Ben found another metal bar, and so we prayed that those things that were bound would be loosed in Jesus name. The guy helping us was named Daniel. He took a metal pole and put it inside of another pole and pulled and it loosened the first lug with a hard cracking sound. I was praising the Lord. He moved to the second one an the pole within the pole slipped and caught Daniels palm and ripped the skin open about an inch in diameter. Natalie was there with her triple antibiotic bandages and I went to get hand wash and bought a bag of water. We doctored Daniels hand. Daniel was determined now and the other lugnuts cracked loose also. We put on the spare, thanked Daniel (he was a Christian man and he refused the tip just said he was glad he could help) and tipped the other young bus attendant, and went to the Firestone store to get the tire fixed.
While they were fixing the tire, I notice that one tire was bigger than the other on the dual tires in the back causing the outside tire to be completely bald and very worn. I went to the other side and the outside tire on that side looked like a large cat had been using it to sharpen its claws down the center of the tire. It was coming apart! We had been driving the team in this flatbed all week! I started praising the Lord that no harm had come to anyone. One of the team members had given us some money when she left and so we used that to get two tires to replace the bad tires in the back. I was praising the Lord that I had the money.

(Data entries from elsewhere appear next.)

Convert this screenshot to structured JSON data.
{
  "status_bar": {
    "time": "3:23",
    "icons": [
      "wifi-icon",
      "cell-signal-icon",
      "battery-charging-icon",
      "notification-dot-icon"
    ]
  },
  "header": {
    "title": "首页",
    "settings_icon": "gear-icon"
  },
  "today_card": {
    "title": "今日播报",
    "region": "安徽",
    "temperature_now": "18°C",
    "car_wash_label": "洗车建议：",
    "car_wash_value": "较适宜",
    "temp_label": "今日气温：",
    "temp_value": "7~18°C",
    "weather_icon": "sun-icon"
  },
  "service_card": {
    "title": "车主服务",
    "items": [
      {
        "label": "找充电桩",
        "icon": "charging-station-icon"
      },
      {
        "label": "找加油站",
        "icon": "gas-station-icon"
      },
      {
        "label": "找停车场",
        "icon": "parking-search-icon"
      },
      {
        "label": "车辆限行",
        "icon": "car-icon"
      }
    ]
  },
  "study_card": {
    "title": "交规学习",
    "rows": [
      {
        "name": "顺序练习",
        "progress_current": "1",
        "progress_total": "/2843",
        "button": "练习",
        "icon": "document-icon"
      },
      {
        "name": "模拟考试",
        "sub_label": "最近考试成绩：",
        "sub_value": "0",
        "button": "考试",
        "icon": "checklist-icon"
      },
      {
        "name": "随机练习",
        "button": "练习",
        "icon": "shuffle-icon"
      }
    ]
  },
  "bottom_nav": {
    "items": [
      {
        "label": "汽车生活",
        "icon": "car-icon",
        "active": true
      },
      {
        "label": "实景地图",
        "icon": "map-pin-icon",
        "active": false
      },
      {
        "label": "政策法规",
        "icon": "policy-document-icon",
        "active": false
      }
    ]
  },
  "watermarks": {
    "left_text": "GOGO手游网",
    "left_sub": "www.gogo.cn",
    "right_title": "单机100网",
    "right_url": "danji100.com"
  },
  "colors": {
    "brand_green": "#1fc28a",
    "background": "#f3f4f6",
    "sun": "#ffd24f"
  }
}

We went to do other errands but the lights had gone out in the city, and so we couldn't finish up our errands because they required electricity. We got a call from Haley and she said because the electricity was out they were out of water. I told her to just crank the generator. The battery was dead. So when we got home we were going to charge the battery, and turn on the well pump. The battery wouldn't charge and just as we were thinking would be without water the electircity came on. I started praising the Lord.
The young people's skit was really effective and hopefully for me will be life changing. I neglected to mention that I was getting irritated in between the times I was praising the Lord, but my goal eventually will be to be praising the Lord in good and bad times. I want to be like that plant and have the fortitude and faith to bloom in a rock. I think God just wants us communicating at all times with Him either way. The Word says, "and a little child shall lead them", and so it was this week for me. Blessings, the Older but Wiser Praising Honduran MOM.